Jane Freeman, whose office was adjacent to Rypka's first-floor apartment in the Almhouse's south wing, often scheduled interviews around his cooking times because of his fondness for garlic.76 "John guarded the property like it was Buckingham Palace," she said. "If his shotgun didn't keep people away, his garlic cooking would." By the end of the first school year, however, Rypka - along with a beautiful flower garden he maintained - had departed the grounds.
Of course, the centerpiece of the complex was the three-story, colonial design Almshouse, which was to serve as the main academic and administrative building. Under pressure by the Board of Trustees to have the structure ready for instruction by late September, supervising contractor Theodore Perini of Haverstraw and his workers accepted the gauntlet as if it were a personal crusade.77
The attractive exterior remained untouched. Inside, partition alterations and new lighting constituted the major structural changes. Roof repair, floor renovation and room painting took care of the bulk of maintenance work.78
Perini's crew toiled seven days a week – working the extra time gratis – to complete the job. "They got the mission, caught the `disease,'" said Lester Rounds. "They wanted to get the college into use. It was phenomenal." 79

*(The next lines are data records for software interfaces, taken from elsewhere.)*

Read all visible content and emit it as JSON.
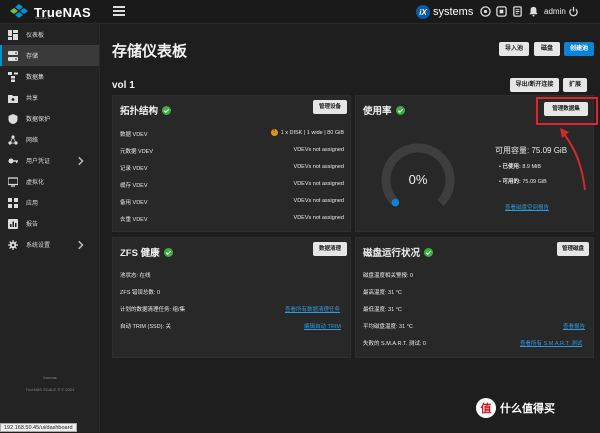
{
  "brand": {
    "name": "TrueNAS",
    "sub": "SCALE"
  },
  "topbar": {
    "vendor_mark": "iX",
    "vendor_name": "systems",
    "user": "admin"
  },
  "sidebar": {
    "items": [
      {
        "label": "仪表板",
        "icon": "dashboard-icon"
      },
      {
        "label": "存储",
        "icon": "storage-icon"
      },
      {
        "label": "数据集",
        "icon": "datasets-icon"
      },
      {
        "label": "共享",
        "icon": "shares-icon"
      },
      {
        "label": "数据保护",
        "icon": "data-protection-icon"
      },
      {
        "label": "网络",
        "icon": "network-icon"
      },
      {
        "label": "用户凭证",
        "icon": "credentials-icon"
      },
      {
        "label": "虚拟化",
        "icon": "virtualization-icon"
      },
      {
        "label": "应用",
        "icon": "apps-icon"
      },
      {
        "label": "报告",
        "icon": "reports-icon"
      },
      {
        "label": "系统设置",
        "icon": "system-settings-icon"
      }
    ],
    "active_index": 1,
    "footer_host": "truenas",
    "footer_copy": "TrueNAS SCALE ® © 2024"
  },
  "status_url": "192.168.50.45/ui/dashboard",
  "page": {
    "title": "存储仪表板",
    "import_pool": "导入池",
    "disks": "磁盘",
    "create_pool": "创建池",
    "pool_name": "vol 1",
    "export_disconnect": "导出/断开连接",
    "expand": "扩展"
  },
  "topology": {
    "title": "拓扑结构",
    "manage_btn": "管理设备",
    "rows": [
      {
        "label": "数据 VDEV",
        "value": "1 x DISK | 1 wide | 80 GiB",
        "warn": true
      },
      {
        "label": "元数据 VDEV",
        "value": "VDEVs not assigned"
      },
      {
        "label": "记录 VDEV",
        "value": "VDEVs not assigned"
      },
      {
        "label": "缓存 VDEV",
        "value": "VDEVs not assigned"
      },
      {
        "label": "备用 VDEV",
        "value": "VDEVs not assigned"
      },
      {
        "label": "去重 VDEV",
        "value": "VDEVs not assigned"
      }
    ],
    "warn_mark": "!"
  },
  "usage": {
    "title": "使用率",
    "manage_btn": "管理数据集",
    "percent": "0%",
    "usage_fraction": 0.0,
    "capacity_label": "可用容量:",
    "capacity_value": "75.09 GiB",
    "used_label": "已使用:",
    "used_value": "8.9 MiB",
    "avail_label": "可用的:",
    "avail_value": "75.09 GiB",
    "report_link": "查看磁盘空间报告"
  },
  "zfs": {
    "title": "ZFS 健康",
    "scrub_btn": "数据清理",
    "pool_state": "池状态: 在线",
    "errors": "ZFS 错误总数: 0",
    "scheduled_label": "计划的数据清理任务: 组/集",
    "scheduled_link": "查看所有数据清理任务",
    "trim_label": "自动 TRIM (SSD): 关",
    "trim_link": "编辑自动 TRIM"
  },
  "disk_health": {
    "title": "磁盘运行状况",
    "manage_btn": "管理磁盘",
    "temp_alerts": "磁盘温度相关警报: 0",
    "max_temp": "最高温度: 31 °C",
    "min_temp": "最低温度: 31 °C",
    "avg_temp": "平均磁盘温度: 31 °C",
    "reports_link": "查看报告",
    "smart_failed": "失败的 S.M.A.R.T. 测试: 0",
    "smart_link": "查看所有 S.M.A.R.T. 测试"
  },
  "watermark": {
    "logo_char": "值",
    "text": "什么值得买"
  },
  "colors": {
    "accent": "#0a84d8",
    "ok": "#3cb043",
    "warn": "#e8961b",
    "annotation": "#d8272d"
  }
}
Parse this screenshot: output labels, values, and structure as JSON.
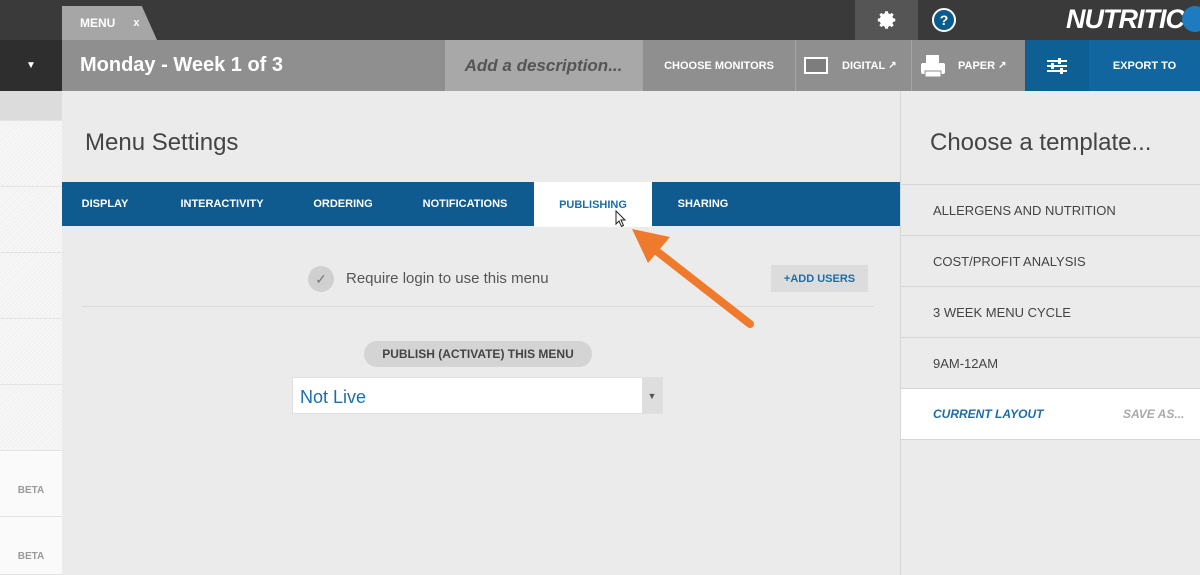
{
  "topbar": {
    "tab_label": "MENU",
    "tab_close": "x",
    "help_label": "?",
    "brand": "NUTRITICS"
  },
  "header": {
    "dropdown_glyph": "▼",
    "title": "Monday - Week 1 of 3",
    "description_placeholder": "Add a description...",
    "choose_monitors": "CHOOSE MONITORS",
    "digital": "DIGITAL",
    "paper": "PAPER",
    "external_arrow": "↗",
    "export": "EXPORT TO"
  },
  "sidebar": {
    "beta_labels": [
      "BETA",
      "BETA"
    ]
  },
  "main": {
    "title": "Menu Settings",
    "tabs": [
      {
        "label": "DISPLAY"
      },
      {
        "label": "INTERACTIVITY"
      },
      {
        "label": "ORDERING"
      },
      {
        "label": "NOTIFICATIONS"
      },
      {
        "label": "PUBLISHING",
        "active": true
      },
      {
        "label": "SHARING"
      }
    ],
    "check_glyph": "✓",
    "require_login_label": "Require login to use this menu",
    "add_users_label": "+ADD USERS",
    "publish_label": "PUBLISH (ACTIVATE) THIS MENU",
    "publish_status": "Not Live",
    "select_arrow": "▼"
  },
  "templates": {
    "title": "Choose a template...",
    "items": [
      {
        "label": "ALLERGENS AND NUTRITION"
      },
      {
        "label": "COST/PROFIT ANALYSIS"
      },
      {
        "label": "3 WEEK MENU CYCLE"
      },
      {
        "label": "9AM-12AM"
      }
    ],
    "current_layout": "CURRENT LAYOUT",
    "save_as": "SAVE AS..."
  },
  "colors": {
    "accent": "#0f5b90",
    "link": "#1d6ea8",
    "annotation_arrow": "#f07a2c"
  },
  "icons": [
    "gear-icon",
    "help-icon",
    "monitor-icon",
    "printer-icon",
    "sliders-icon",
    "check-icon",
    "dropdown-arrow-icon",
    "cursor-icon"
  ]
}
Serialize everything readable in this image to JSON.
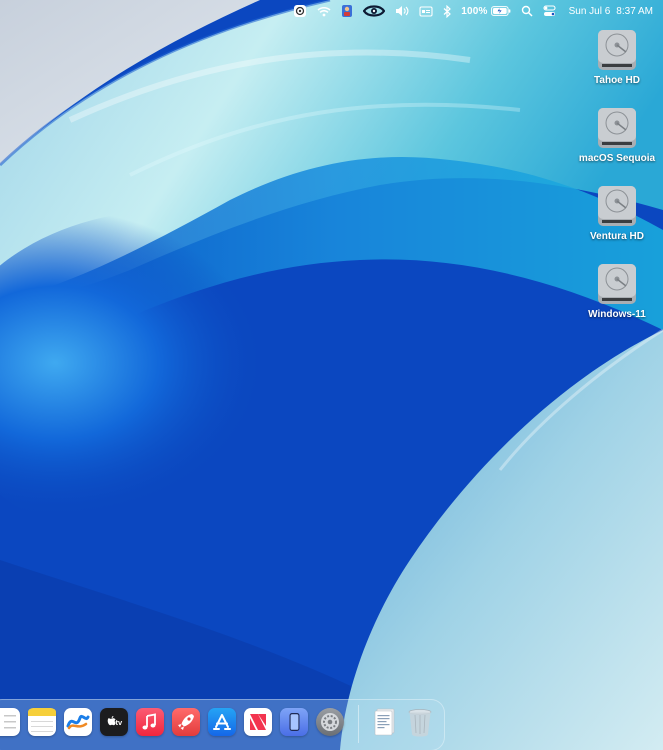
{
  "menubar": {
    "battery_percent": "100%",
    "clock_date": "Sun Jul 6",
    "clock_time": "8:37 AM",
    "icons": [
      "system-settings-icon",
      "wifi-icon",
      "app-icon",
      "eye-icon",
      "volume-icon",
      "keyboard-icon",
      "bluetooth-icon",
      "battery-icon",
      "spotlight-icon",
      "control-center-icon"
    ]
  },
  "desktop": {
    "drives": [
      {
        "label": "Tahoe HD"
      },
      {
        "label": "macOS Sequoia"
      },
      {
        "label": "Ventura HD"
      },
      {
        "label": "Windows-11"
      }
    ]
  },
  "dock": {
    "apps": [
      "reminders-icon",
      "notes-icon",
      "freeform-icon",
      "apple-tv-icon",
      "music-icon",
      "launchpad-icon",
      "app-store-icon",
      "news-icon",
      "iphone-mirroring-icon",
      "system-settings-icon"
    ],
    "right": [
      "documents-stack-icon",
      "trash-icon"
    ],
    "tv_label": "tv"
  },
  "colors": {
    "menubar_text": "#ffffff",
    "wallpaper_main": "#0d56d6"
  }
}
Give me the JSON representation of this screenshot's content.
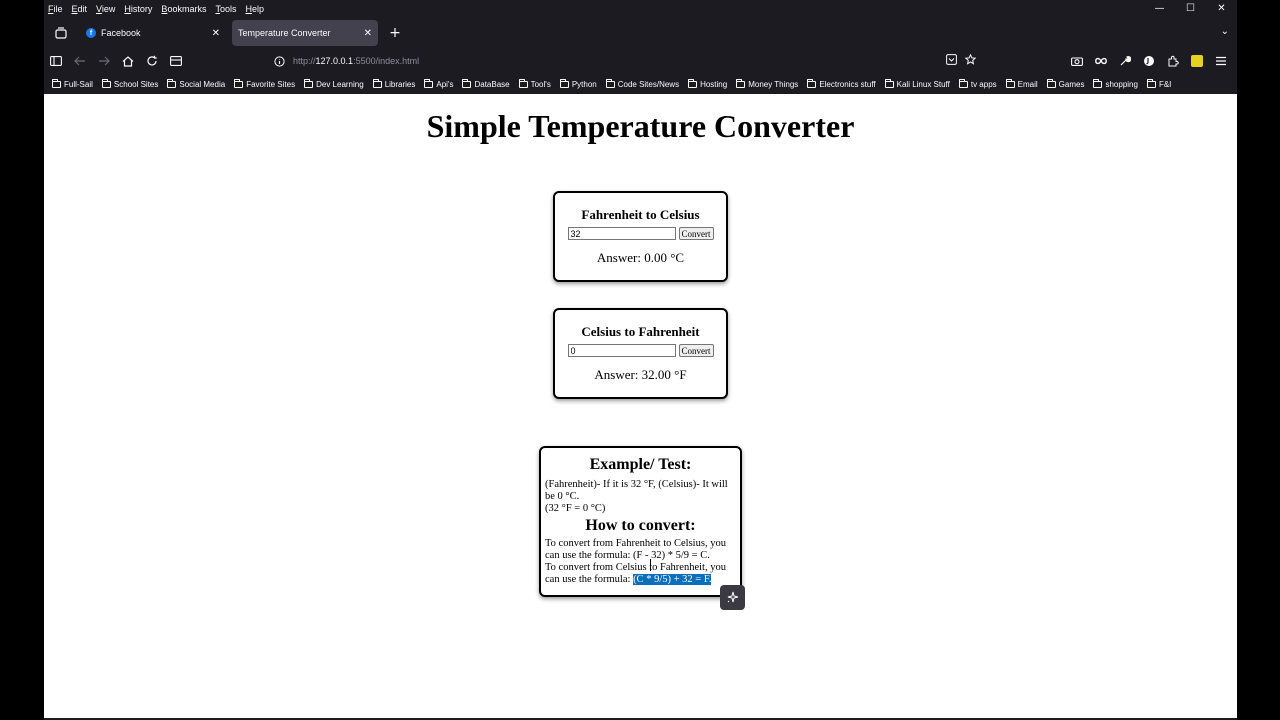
{
  "menubar": {
    "items": [
      "File",
      "Edit",
      "View",
      "History",
      "Bookmarks",
      "Tools",
      "Help"
    ]
  },
  "window_controls": {
    "minimize": "—",
    "maximize": "☐",
    "close": "✕"
  },
  "tabs": [
    {
      "title": "Facebook",
      "favicon": "f"
    },
    {
      "title": "Temperature Converter"
    }
  ],
  "tab_controls": {
    "close": "✕",
    "new_tab": "+",
    "overflow": "⌄"
  },
  "urlbar": {
    "scheme": "http://",
    "host": "127.0.0.1",
    "rest": ":5500/index.html"
  },
  "bookmarks": [
    "Full-Sail",
    "School Sites",
    "Social Media",
    "Favorite  Sites",
    "Dev Learning",
    "Libraries",
    "Api's",
    "DataBase",
    "Tool's",
    "Python",
    "Code Sites/News",
    "Hosting",
    "Money Things",
    "Electronics stuff",
    "Kali Linux Stuff",
    "tv apps",
    "Email",
    "Games",
    "shopping",
    "F&I"
  ],
  "page": {
    "title": "Simple Temperature Converter",
    "f2c": {
      "heading": "Fahrenheit to Celsius",
      "input_value": "32",
      "button": "Convert",
      "answer": "Answer: 0.00 °C"
    },
    "c2f": {
      "heading": "Celsius to Fahrenheit",
      "input_value": "0",
      "button": "Convert",
      "answer": "Answer: 32.00 °F"
    },
    "info": {
      "example_heading": "Example/ Test:",
      "example_line1": "(Fahrenheit)- If it is 32 °F, (Celsius)- It will be 0 °C.",
      "example_line2": "(32 °F = 0 °C)",
      "howto_heading": "How to convert:",
      "howto_line1": "To convert from Fahrenheit to Celsius, you can use the formula: (F - 32) * 5/9 = C.",
      "howto_line2_prefix": "To convert from Celsius to Fahrenheit, you can use the formula: ",
      "howto_line2_selected": "(C * 9/5) + 32 = F."
    }
  },
  "colors": {
    "chrome_bg": "#1c1b22",
    "active_tab": "#42414d",
    "selection": "#0a6fbd"
  }
}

By September 8, the first-floor renovations had progressed enough to allow faculty and staff to shift operations from the VEEB offices in New City to the new campus in Viola. Large rooms at the front of the south wing, which had been used as the Almshouse director's residence, were converted into administration offices.80 Henry Larom's office had the only working telephone on campus.81
A small room further down the south corridor became the library and bookstore, managed by Liz Phelps.83 With an inventory of zero, Phelps borrowed books from the state library, which supplemented the handful of magazines ordered and books received as gifts.84 By January, two rooms on the second floor were ready to accommodate the still-modest library.85
Through generous funding from Albany, the school gradually built a respectable stock of volumes. In 1959-60, 244 books and 120 periodicals were obtained.86 (By 1963-64, those numbers had risen to 13,495 and 233, respectively.87 )
"The state provided us with millions of dollars with a deadline to use it," said English professor Michael Tulevech. "We spent every penny wisely."
The building's face lift included more than a dozen classrooms, including a former chapel that served as the first classroom, used for engineering classes; an assembly hall in the connector wing formerly used as a recreation area for Almshouse residents; a chemistry/biology lab in an old basement kitchen; and a cafeteria and lounge, also in the basement.88 Later came a secretarial/business machines room – equipped with only a handful of manual typewriters – on the second floor, and a physics lab.89
The early phase of remodeling steered clear of the north wing, where the poor-house ambience was unmistakable: 6 foot-by-10 foot, sparsely furnished cell-block rooms; dark, narrow corridors; residents' names posted on door cards, duly noting those recently deceased.90 Also excluded from the primary renovations was the south-wing cellar and its dank, prison-like cubicles used to punish recalcitrant residents.91 (Today this space is used for the college mailroom and computer technology center.)
From these unprepossessing beginnings, the old Welfare Home metamorphosed from a sterile monolith on the far side of hope to a welcoming hearth with a warm embrace for those who sought its illumination.
"When I started here as a student in 1960, it had bats on the third floor, cheap old toilet paper, still-rotting cabbages in the field," said Joan Silberman, who later taught English at RCC for 32 years, retiring in 1998. "It was, in many ways, a sad place that turned into a happy place." 92